Paula Poundstone has been doing comedy for longer than many of you have been alive. After more than 30 years of stand-up, television specials and wry observations about cats, kids and everyday absurdities, she’s poised to take the stage at The Dinah Shore Weekend this year in Palm Springs.
We checked in with Paula recently and found out a bunch of things, like her thoughts on women in comedy. How easy is it to write an act when you have kids? Is there still golf at The Dinah? She also offers some droll observations about the importance of celebrities’ opinions on bullying.
AfterEllen.com: Are you familiar with AfterEllen.com?
Paula Poundstone: No, I’m not familiar with very many websites.
AE: What do you mean? You don’t spend hours upon hours surfing the internet, looking for cat videos?
PP: Hard to believe, isn’t it? If I had hours and hours, it may as well be that, but I don’t [have hours and hours.] I do dishes and fold laundry.
AE: Oh, that’s too bad. Is there a way to do both?
PP: Not really. Not efficiently.
AE: You are performing at The Dinah in Palm Springs this year.
AE: Do you know anything about it?
PP: No! Other than, I was under the impression that there was supposed to be golf.

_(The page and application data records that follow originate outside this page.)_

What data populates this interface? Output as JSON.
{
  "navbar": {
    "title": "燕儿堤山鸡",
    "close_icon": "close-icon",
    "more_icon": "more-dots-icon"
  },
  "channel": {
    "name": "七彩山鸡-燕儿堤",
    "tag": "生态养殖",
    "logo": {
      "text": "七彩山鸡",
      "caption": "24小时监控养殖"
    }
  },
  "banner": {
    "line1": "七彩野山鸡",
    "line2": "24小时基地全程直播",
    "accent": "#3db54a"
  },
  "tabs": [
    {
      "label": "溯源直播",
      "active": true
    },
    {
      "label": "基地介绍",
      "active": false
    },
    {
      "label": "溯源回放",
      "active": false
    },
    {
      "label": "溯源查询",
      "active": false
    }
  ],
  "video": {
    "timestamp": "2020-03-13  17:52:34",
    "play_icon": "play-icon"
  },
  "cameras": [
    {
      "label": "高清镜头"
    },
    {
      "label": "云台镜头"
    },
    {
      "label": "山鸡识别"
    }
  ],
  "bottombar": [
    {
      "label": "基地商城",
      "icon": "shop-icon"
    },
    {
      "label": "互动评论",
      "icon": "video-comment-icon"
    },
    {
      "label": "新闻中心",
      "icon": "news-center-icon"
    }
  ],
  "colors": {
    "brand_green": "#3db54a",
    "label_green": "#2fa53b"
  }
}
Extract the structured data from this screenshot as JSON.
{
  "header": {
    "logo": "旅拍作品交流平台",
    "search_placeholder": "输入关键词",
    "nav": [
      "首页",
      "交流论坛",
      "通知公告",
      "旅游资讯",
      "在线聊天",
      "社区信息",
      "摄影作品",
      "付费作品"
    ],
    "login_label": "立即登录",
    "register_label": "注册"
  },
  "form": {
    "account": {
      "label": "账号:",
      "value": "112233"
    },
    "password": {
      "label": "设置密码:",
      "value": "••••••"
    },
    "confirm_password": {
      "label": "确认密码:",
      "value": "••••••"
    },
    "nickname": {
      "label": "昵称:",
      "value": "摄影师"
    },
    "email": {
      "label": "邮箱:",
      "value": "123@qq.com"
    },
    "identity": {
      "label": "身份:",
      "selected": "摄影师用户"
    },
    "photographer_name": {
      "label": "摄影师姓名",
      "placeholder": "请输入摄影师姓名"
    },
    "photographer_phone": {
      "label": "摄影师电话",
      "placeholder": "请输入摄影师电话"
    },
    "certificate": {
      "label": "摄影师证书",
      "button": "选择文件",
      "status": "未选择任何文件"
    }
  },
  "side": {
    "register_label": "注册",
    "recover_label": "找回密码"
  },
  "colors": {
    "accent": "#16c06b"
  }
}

And it turns out, golf has almost nothing to do with it.
AE: It hasn’t been about golf in many, many years. Now, it’s about drinking.
PP: Huh. Maybe I did do it, a long, long time ago. And I could swear there was golf involved. Maybe I didn’t do it? The truth is, it all runs together after a while.
AE: Well, that’s how lesbian Spring Breaks are, too. After a few years, they’re all a blur.
PP: I do look forward to going. Everyone I’ve spoken to, speak of it with great enthusiasm.
AE: Since you mentioned performing for so many years, I was wondering if you think comedy has changed over time.
PP: I don’t know. I don’t watch a lot of other acts, so, I’m not that up on what happens out there. But there’s not much different — so many of the boundaries were already broken so long ago, it’s sort of like the fashion now. That’s not new at all.
AE: Do you like political humor?
PP: I love political humor. I like it when it’s well done. But I like funny stuff, so the subject matter almost doesn’t
matter to me. I wish I were more political. I’m paying attention to politics when I have the time and energy to pay attention to politics.
You’re probably supposed to pay attention to politics more than I actually do.
AE: Do you think things have changed for women comics in recent years?
PP: No. I really don’t. After all, there are only two genders and someone has to do the job, so
I think there was a time when being a woman comic was a big deal – that was really before my time. It had importance and meant something when Joan Rivers was starting out, when Phyllis Diller was starting. I think it was formative in terms of the way they work.